Your objective
Every line of the data below should be retyped exactly, with no images carried over.

Input data

****************************************

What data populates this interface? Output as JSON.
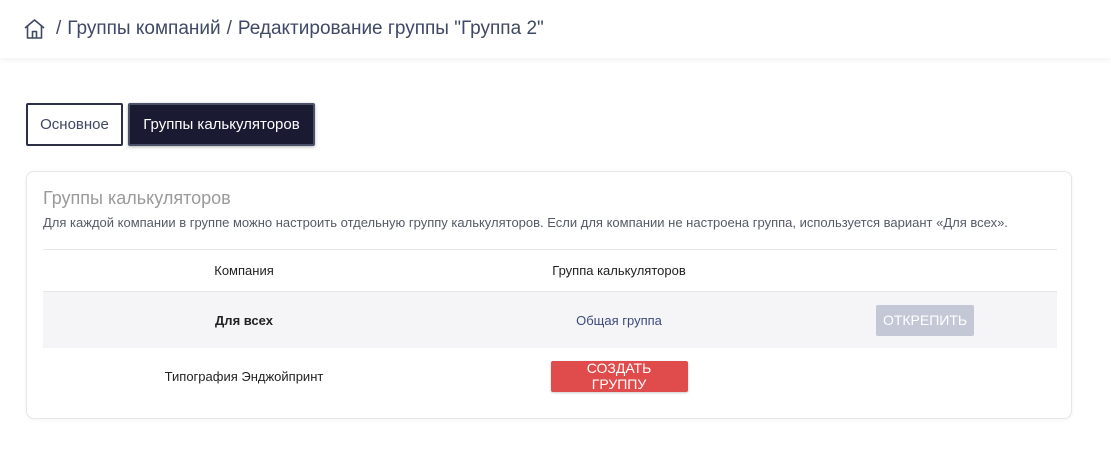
{
  "breadcrumb": {
    "home_icon": "home-icon",
    "separator": "/",
    "items": [
      "Группы компаний",
      "Редактирование группы \"Группа 2\""
    ]
  },
  "tabs": [
    {
      "label": "Основное",
      "active": false
    },
    {
      "label": "Группы калькуляторов",
      "active": true
    }
  ],
  "card": {
    "title": "Группы калькуляторов",
    "description": "Для каждой компании в группе можно настроить отдельную группу калькуляторов. Если для компании не настроена группа, используется вариант «Для всех».",
    "table": {
      "headers": [
        "Компания",
        "Группа калькуляторов",
        ""
      ],
      "rows": [
        {
          "company": "Для всех",
          "group": "Общая группа",
          "action": "ОТКРЕПИТЬ"
        },
        {
          "company": "Типография Энджойпринт",
          "group": "",
          "action": "СОЗДАТЬ ГРУППУ"
        }
      ]
    }
  },
  "colors": {
    "active_tab_bg": "#1a1b33",
    "danger": "#e04b4b",
    "disabled": "#c4c8d6",
    "link": "#3c4a7a"
  }
}
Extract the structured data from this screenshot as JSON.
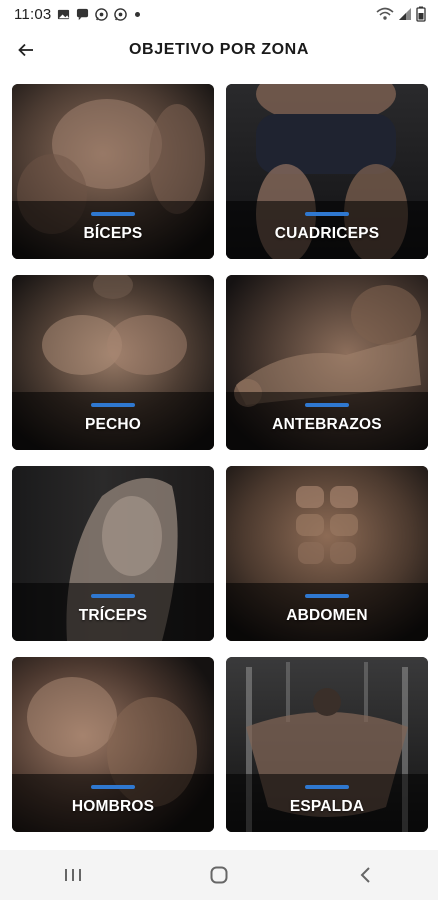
{
  "status_bar": {
    "time": "11:03",
    "icons": [
      "image-icon",
      "message-icon",
      "whatsapp-icon",
      "whatsapp-icon",
      "dot-icon",
      "wifi-icon",
      "signal-icon",
      "battery-icon"
    ]
  },
  "header": {
    "title": "OBJETIVO POR ZONA",
    "back_icon": "arrow-left-icon"
  },
  "cards": [
    {
      "label": "BÍCEPS"
    },
    {
      "label": "CUADRICEPS"
    },
    {
      "label": "PECHO"
    },
    {
      "label": "ANTEBRAZOS"
    },
    {
      "label": "TRÍCEPS"
    },
    {
      "label": "ABDOMEN"
    },
    {
      "label": "HOMBROS"
    },
    {
      "label": "ESPALDA"
    }
  ],
  "colors": {
    "accent": "#2f78d0",
    "card_bg": "#1b1b1b",
    "nav_bg": "#f4f4f4"
  },
  "system_nav": {
    "icons": [
      "recent-apps-icon",
      "home-icon",
      "back-icon"
    ]
  }
}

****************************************

Your solution
What data populates this interface? Output as JSON.
{
  "breadcrumb": {
    "home_icon": "home-icon",
    "separator": "/",
    "items": [
      "Группы компаний",
      "Редактирование группы \"Группа 2\""
    ]
  },
  "tabs": [
    {
      "label": "Основное",
      "active": false
    },
    {
      "label": "Группы калькуляторов",
      "active": true
    }
  ],
  "card": {
    "title": "Группы калькуляторов",
    "description": "Для каждой компании в группе можно настроить отдельную группу калькуляторов. Если для компании не настроена группа, используется вариант «Для всех».",
    "table": {
      "headers": [
        "Компания",
        "Группа калькуляторов",
        ""
      ],
      "rows": [
        {
          "company": "Для всех",
          "group": "Общая группа",
          "action": "ОТКРЕПИТЬ"
        },
        {
          "company": "Типография Энджойпринт",
          "group": "",
          "action": "СОЗДАТЬ ГРУППУ"
        }
      ]
    }
  },
  "colors": {
    "active_tab_bg": "#1a1b33",
    "danger": "#e04b4b",
    "disabled": "#c4c8d6",
    "link": "#3c4a7a"
  }
}
Extract the structured data from this screenshot as JSON.
{
  "status_bar": {
    "time": "11:03",
    "icons": [
      "image-icon",
      "message-icon",
      "whatsapp-icon",
      "whatsapp-icon",
      "dot-icon",
      "wifi-icon",
      "signal-icon",
      "battery-icon"
    ]
  },
  "header": {
    "title": "OBJETIVO POR ZONA",
    "back_icon": "arrow-left-icon"
  },
  "cards": [
    {
      "label": "BÍCEPS"
    },
    {
      "label": "CUADRICEPS"
    },
    {
      "label": "PECHO"
    },
    {
      "label": "ANTEBRAZOS"
    },
    {
      "label": "TRÍCEPS"
    },
    {
      "label": "ABDOMEN"
    },
    {
      "label": "HOMBROS"
    },
    {
      "label": "ESPALDA"
    }
  ],
  "colors": {
    "accent": "#2f78d0",
    "card_bg": "#1b1b1b",
    "nav_bg": "#f4f4f4"
  },
  "system_nav": {
    "icons": [
      "recent-apps-icon",
      "home-icon",
      "back-icon"
    ]
  }
}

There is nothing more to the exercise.